### PROBLEM TO WORK ON
Each entry should be set down again verbatim, with the images omitted.

■ ■ ■ ■ ■

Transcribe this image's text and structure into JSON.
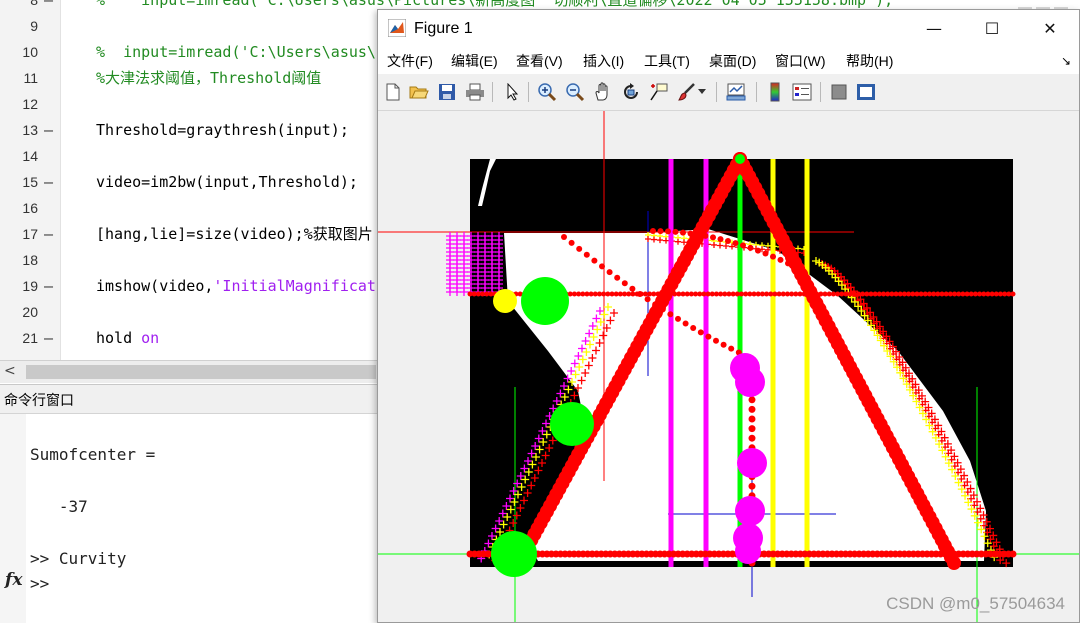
{
  "editor": {
    "lines": [
      {
        "num": "8",
        "dash": "—",
        "code": "%    input=imread('C:\\Users\\asus\\Pictures\\新高度图  切顺利\\直道偏移\\2022 04 05 155158.bmp');",
        "kind": "comment"
      },
      {
        "num": "9",
        "dash": "",
        "code": "",
        "kind": "code"
      },
      {
        "num": "10",
        "dash": "",
        "code": "%  input=imread('C:\\Users\\asus\\",
        "kind": "comment"
      },
      {
        "num": "11",
        "dash": "",
        "code": "%大津法求阈值，Threshold阈值",
        "kind": "comment"
      },
      {
        "num": "12",
        "dash": "",
        "code": "",
        "kind": "code"
      },
      {
        "num": "13",
        "dash": "—",
        "code": "Threshold=graythresh(input);",
        "kind": "code"
      },
      {
        "num": "14",
        "dash": "",
        "code": "",
        "kind": "code"
      },
      {
        "num": "15",
        "dash": "—",
        "code": "video=im2bw(input,Threshold);",
        "kind": "code"
      },
      {
        "num": "16",
        "dash": "",
        "code": "",
        "kind": "code"
      },
      {
        "num": "17",
        "dash": "—",
        "code": "[hang,lie]=size(video);%获取图片",
        "kind": "code"
      },
      {
        "num": "18",
        "dash": "",
        "code": "",
        "kind": "code"
      },
      {
        "num": "19",
        "dash": "—",
        "code_pre": "imshow(video,",
        "code_str": "'InitialMagnificati",
        "kind": "mixed"
      },
      {
        "num": "20",
        "dash": "",
        "code": "",
        "kind": "code"
      },
      {
        "num": "21",
        "dash": "—",
        "code_pre": "hold ",
        "code_str": "on",
        "kind": "mixed"
      }
    ],
    "scroll_left_arrow": "<"
  },
  "command_window": {
    "title": "命令行窗口",
    "lines": [
      "Sumofcenter =",
      "",
      "   -37",
      "",
      ">> Curvity"
    ],
    "prompt": ">>",
    "fx_label": "fx"
  },
  "figure": {
    "title": "Figure 1",
    "window_buttons": {
      "minimize": "—",
      "maximize": "☐",
      "close": "✕"
    },
    "menu": [
      "文件(F)",
      "编辑(E)",
      "查看(V)",
      "插入(I)",
      "工具(T)",
      "桌面(D)",
      "窗口(W)",
      "帮助(H)"
    ],
    "menu_overflow": "↘",
    "toolbar_icons": [
      "new-figure-icon",
      "open-file-icon",
      "save-icon",
      "print-icon",
      "pointer-icon",
      "zoom-in-icon",
      "zoom-out-icon",
      "pan-hand-icon",
      "rotate-3d-icon",
      "data-cursor-icon",
      "brush-icon",
      "brush-dropdown-icon",
      "link-plot-icon",
      "colorbar-icon",
      "legend-icon",
      "hide-plot-tools-icon",
      "show-plot-tools-icon"
    ]
  },
  "colors": {
    "red": "#ff0000",
    "green": "#00ff00",
    "magenta": "#ff00ff",
    "yellow": "#ffff00",
    "blue": "#0000cc",
    "black": "#000000"
  },
  "watermark": "CSDN @m0_57504634"
}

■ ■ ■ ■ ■

### RESULT OF THIS EXERCISE
Transcribe this image's text and structure into JSON.
{
  "editor": {
    "lines": [
      {
        "num": "8",
        "dash": "—",
        "code": "%    input=imread('C:\\Users\\asus\\Pictures\\新高度图  切顺利\\直道偏移\\2022 04 05 155158.bmp');",
        "kind": "comment"
      },
      {
        "num": "9",
        "dash": "",
        "code": "",
        "kind": "code"
      },
      {
        "num": "10",
        "dash": "",
        "code": "%  input=imread('C:\\Users\\asus\\",
        "kind": "comment"
      },
      {
        "num": "11",
        "dash": "",
        "code": "%大津法求阈值，Threshold阈值",
        "kind": "comment"
      },
      {
        "num": "12",
        "dash": "",
        "code": "",
        "kind": "code"
      },
      {
        "num": "13",
        "dash": "—",
        "code": "Threshold=graythresh(input);",
        "kind": "code"
      },
      {
        "num": "14",
        "dash": "",
        "code": "",
        "kind": "code"
      },
      {
        "num": "15",
        "dash": "—",
        "code": "video=im2bw(input,Threshold);",
        "kind": "code"
      },
      {
        "num": "16",
        "dash": "",
        "code": "",
        "kind": "code"
      },
      {
        "num": "17",
        "dash": "—",
        "code": "[hang,lie]=size(video);%获取图片",
        "kind": "code"
      },
      {
        "num": "18",
        "dash": "",
        "code": "",
        "kind": "code"
      },
      {
        "num": "19",
        "dash": "—",
        "code_pre": "imshow(video,",
        "code_str": "'InitialMagnificati",
        "kind": "mixed"
      },
      {
        "num": "20",
        "dash": "",
        "code": "",
        "kind": "code"
      },
      {
        "num": "21",
        "dash": "—",
        "code_pre": "hold ",
        "code_str": "on",
        "kind": "mixed"
      }
    ],
    "scroll_left_arrow": "<"
  },
  "command_window": {
    "title": "命令行窗口",
    "lines": [
      "Sumofcenter =",
      "",
      "   -37",
      "",
      ">> Curvity"
    ],
    "prompt": ">>",
    "fx_label": "fx"
  },
  "figure": {
    "title": "Figure 1",
    "window_buttons": {
      "minimize": "—",
      "maximize": "☐",
      "close": "✕"
    },
    "menu": [
      "文件(F)",
      "编辑(E)",
      "查看(V)",
      "插入(I)",
      "工具(T)",
      "桌面(D)",
      "窗口(W)",
      "帮助(H)"
    ],
    "menu_overflow": "↘",
    "toolbar_icons": [
      "new-figure-icon",
      "open-file-icon",
      "save-icon",
      "print-icon",
      "pointer-icon",
      "zoom-in-icon",
      "zoom-out-icon",
      "pan-hand-icon",
      "rotate-3d-icon",
      "data-cursor-icon",
      "brush-icon",
      "brush-dropdown-icon",
      "link-plot-icon",
      "colorbar-icon",
      "legend-icon",
      "hide-plot-tools-icon",
      "show-plot-tools-icon"
    ]
  },
  "colors": {
    "red": "#ff0000",
    "green": "#00ff00",
    "magenta": "#ff00ff",
    "yellow": "#ffff00",
    "blue": "#0000cc",
    "black": "#000000"
  },
  "watermark": "CSDN @m0_57504634"
}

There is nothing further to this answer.